Review: La Molina Le Miscele At Latte
La Molina Le Miscele Al Latte
Posted: 11 September 2011
The quality of the 36%
Le Miscele Al Latte crept up on me, like many a good milk chocolate bar does. On the first bite, I thought the bar was okay, balanced, tasty, but not worth the prices charged for it. By the fourth block, I knew
I was in the presence of craftsmen. La Molina might not go well on a pizza, but it's fine for everything else.
price/gram: USD 0.091
Cocoa %: 36
It's about time Italy had a
bar represented at the Chocolate Republic. Let's be
honest. No one thinks of Italy when they think
of fine chocolate. They think of Switzerland,
Belgium, maybe France or Germany. Italy? It's a

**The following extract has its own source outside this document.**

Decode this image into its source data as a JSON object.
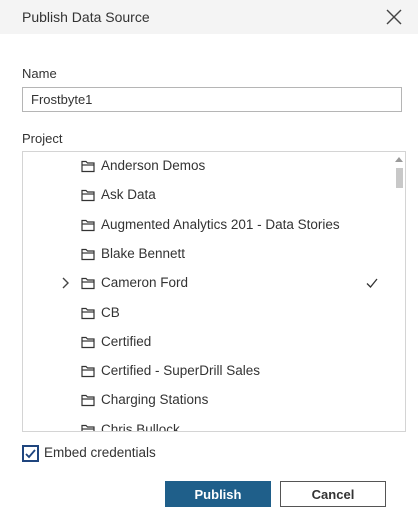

good place to take a canal ride, grab a pizza, and get shot
I saw this bar in my package
from Aussie Dave and initially wondered what kind of crack
pipe had he been smoking. A plain red wrapper with the
cocoa solid percentage on the front; the silhouette of a
woman on the back with sparse English and Italian text.
No glorified descriptions of exotic flavors to be tasted, no
adulterated fantasized version of the company's past.
La Molina has
been around since 2000, started by brothers Riccardo and
Massimiliano Lunardi. Their father had a bakery near
Pisa in Tuscany, and the bros spent years making pastries.
The company claims it sources its cacao beans from small
my research, I found that the company is known for its
unusual taste combinations inspired by the traditions of
Tuscany. Yours truly didn't get to sample any unusual
combinations, and that's probably a good thing. Fancy
combinations can shield the mediocrity of the underlying
chocolate. A simple milk chocolate tasting is
the best way to gauge whether the company has solid
I anticipated La Molina was
more than up to the task when I investigated their chocolate
range. The typical manufacturer will have a milk
(cocoa solids: 30-35%), a bittersweet (40-50%), a light dark
(60%), and maybe a heavy dark (75%). La Molina isn't
scared to not spread their offerings by huge differentials.
Notice their milk range has a 33%, 36%, and 39%.
Enlist Cadbury to make a 33%, 36%, and 39% bar and they'd
all taste the same, and Cadbury knows it, which is why
they'd never do it.
The quality of the 36% Le
Miscele Al Latte crept
up on me, like many a good milk chocolate bar does. On
the first bite, I thought the bar was okay, balanced, tasty,
but not worth the prices charged for it. By the
fourth block, I knew I was in the presence of craftsmen.
I gave a piece to my wife. She loved it and for a
small period of time afterwards, Italian food, accents, citizenship,
and Mussolini's Fascist philosophies were pleasing concepts to her. Only
then did I try to dig up some background information on this
brand I'd never, ever heard of.
La Molina might not go well
on a pizza, but it's fine for everything else.